4. Jhon Romero – As the season goes on, Romero’s two pitch mix, a 93 to 95 mile an hour fastball and a sharp breaking curve, seem to be improving in Myrtle Beach. When I first saw him at South Bend last year, I wondered what he was doing there as he baffled Midwest League hitters. What I like about Romero is that he gets some ugly swings as batters just can’t time him up, especially on the curve ball. I don’t think he’s long for Myrtle Beach either.
5. Bailey Clark has already been promoted once, and at the rate he’s going in Myrtle Beach, he’s not gonna be there long either. Last year, Maples went from Myrtle Beach to the majors. I think Clark could come close to moving three levels this year. But first, he’s got to continue what he’s doing well. He’s using a mid 90s to upper 90s fastball in combination with a hard biting slider that he’s able to command. Right now, between the two levels this year, he has a 1.17 ERA with 28 Ks in 23 IP. The big stat no one is talking about is he is averaging almost 5 ground outs for every fly ball/pop up – an astonishing rate. If he can continue to do that, he should be in Tennessee by mid June. However, the key will be to take it one level at a time.

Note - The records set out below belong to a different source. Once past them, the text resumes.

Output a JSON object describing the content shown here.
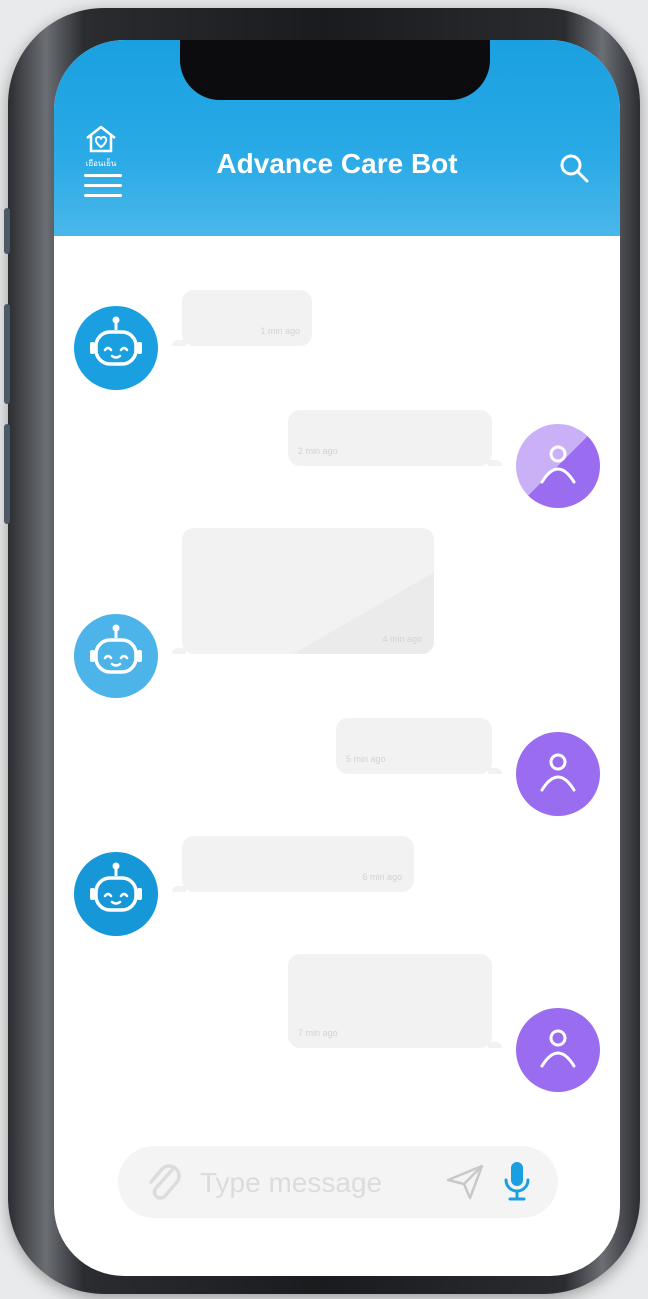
{
  "app": {
    "title": "Advance Care Bot",
    "logo_caption": "เยือนเย็น"
  },
  "colors": {
    "header": "#1aa0e0",
    "bot_avatar": "#1aa0e0",
    "user_avatar": "#9a6cf0",
    "bubble": "#f2f2f3"
  },
  "messages": [
    {
      "sender": "bot",
      "time": "1 min ago"
    },
    {
      "sender": "user",
      "time": "2 min ago"
    },
    {
      "sender": "bot",
      "time": "4 min ago"
    },
    {
      "sender": "user",
      "time": "5 min ago"
    },
    {
      "sender": "bot",
      "time": "6 min ago"
    },
    {
      "sender": "user",
      "time": "7 min ago"
    }
  ],
  "composer": {
    "placeholder": "Type message"
  },
  "icons": {
    "menu": "hamburger-icon",
    "search": "search-icon",
    "attach": "paperclip-icon",
    "send": "send-icon",
    "mic": "microphone-icon",
    "bot": "robot-icon",
    "user": "user-icon"
  }
}
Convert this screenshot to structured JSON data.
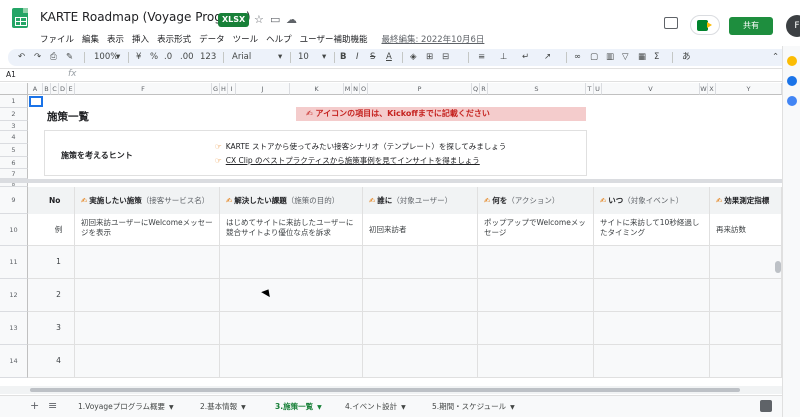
{
  "title": {
    "doc_name": "KARTE Roadmap (Voyage Program)",
    "format_badge": "XLSX",
    "last_edit": "最終編集: 2022年10月6日",
    "share_label": "共有",
    "avatar_letter": "F"
  },
  "menu": [
    "ファイル",
    "編集",
    "表示",
    "挿入",
    "表示形式",
    "データ",
    "ツール",
    "ヘルプ",
    "ユーザー補助機能"
  ],
  "toolbar": {
    "zoom": "100%",
    "currency": "¥",
    "percent": "%",
    "decimal_dec": ".0",
    "decimal_inc": ".00",
    "more_formats": "123",
    "font": "Arial",
    "font_size": "10",
    "bold": "B",
    "italic": "I",
    "strike": "S",
    "text_color": "A",
    "input_tool": "あ"
  },
  "formula_bar": {
    "name_box": "A1",
    "fx": "fx"
  },
  "columns": [
    "A",
    "B",
    "C",
    "D",
    "E",
    "F",
    "G",
    "H",
    "I",
    "J",
    "K",
    "L",
    "M",
    "N",
    "O",
    "P",
    "Q",
    "R",
    "S",
    "T",
    "U",
    "V",
    "W",
    "X",
    "Y"
  ],
  "rows": [
    "1",
    "2",
    "3",
    "4",
    "5",
    "6",
    "7",
    "8",
    "9",
    "10",
    "11",
    "12",
    "13",
    "14"
  ],
  "sheet": {
    "page_title": "施策一覧",
    "notice": "アイコンの項目は、Kickoffまでに記載ください",
    "hint_label": "施策を考えるヒント",
    "hint_1": "KARTE ストアから使ってみたい接客シナリオ（テンプレート）を探してみましょう",
    "hint_2": "CX Clip のベストプラクティスから施策事例を見てインサイトを得ましょう"
  },
  "table": {
    "headers": [
      {
        "main": "No",
        "sub": ""
      },
      {
        "main": "実施したい施策",
        "sub": "（接客サービス名）"
      },
      {
        "main": "解決したい課題",
        "sub": "（施策の目的）"
      },
      {
        "main": "誰に",
        "sub": "（対象ユーザー）"
      },
      {
        "main": "何を",
        "sub": "（アクション）"
      },
      {
        "main": "いつ",
        "sub": "（対象イベント）"
      },
      {
        "main": "効果測定指標",
        "sub": ""
      }
    ],
    "example": {
      "no": "例",
      "measure": "初回来訪ユーザーにWelcomeメッセージを表示",
      "issue": "はじめてサイトに来訪したユーザーに競合サイトより優位な点を訴求",
      "who": "初回来訪者",
      "what": "ポップアップでWelcomeメッセージ",
      "when": "サイトに来訪して10秒経過したタイミング",
      "kpi": "再来訪数"
    },
    "row_numbers": [
      "1",
      "2",
      "3",
      "4"
    ]
  },
  "tabs": [
    {
      "label": "1.Voyageプログラム概要"
    },
    {
      "label": "2.基本情報"
    },
    {
      "label": "3.施策一覧"
    },
    {
      "label": "4.イベント設計"
    },
    {
      "label": "5.期間・スケジュール"
    }
  ],
  "colors": {
    "brand_green": "#188038",
    "notice_bg": "#f4cccc",
    "notice_text": "#c5221f",
    "selection": "#1a73e8"
  }
}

6. Tyler Peyton – I really liked and enjoyed the progress I saw in him last summer in a relief role in South Bend as he was one of the best relievers in the system in August with a 1.29 ERA. He’s doing pretty much the same thing this year at Myrtle Beach and he’s even moved into the closer role a few times. I don’t know if he’s going to move up this year, but I like what I’m seeing as he continues to flash a 93 to 95 mile an hour fastball with a nice curve and change.
I’m not really surprised these guys above are doing well. I am surprised that they are so dominant to begin the season. As it warms up, things could change a little bit over the next 4 to 6 weeks, but I think their ability to throw strikes is paramount to their success.
I would also have included Rollie Lacy of South Bend on this list. However, he now has a rotation spot in South Bend replacing Jose Albertos. Still, I don’t know if Lacy will do that permanently or for the time being.
Brendan King has only just begun to pitch at South Bend. King pitched well as a starter last year for Mesa. The 2017 draft pick out of Holy Cross has done very well in relief at South Bend. I don’t know if he’s going to get a chance to start, but I would be interested to see how he would do in that role, too. He usually is the upper 80s with his fastball to go along with a curve that he control and throw at will. With his command and a plus curve, he should do well at this level and high A.
There could be other relievers who will pop in the next month from the bullpen. One never knows who is coming and when.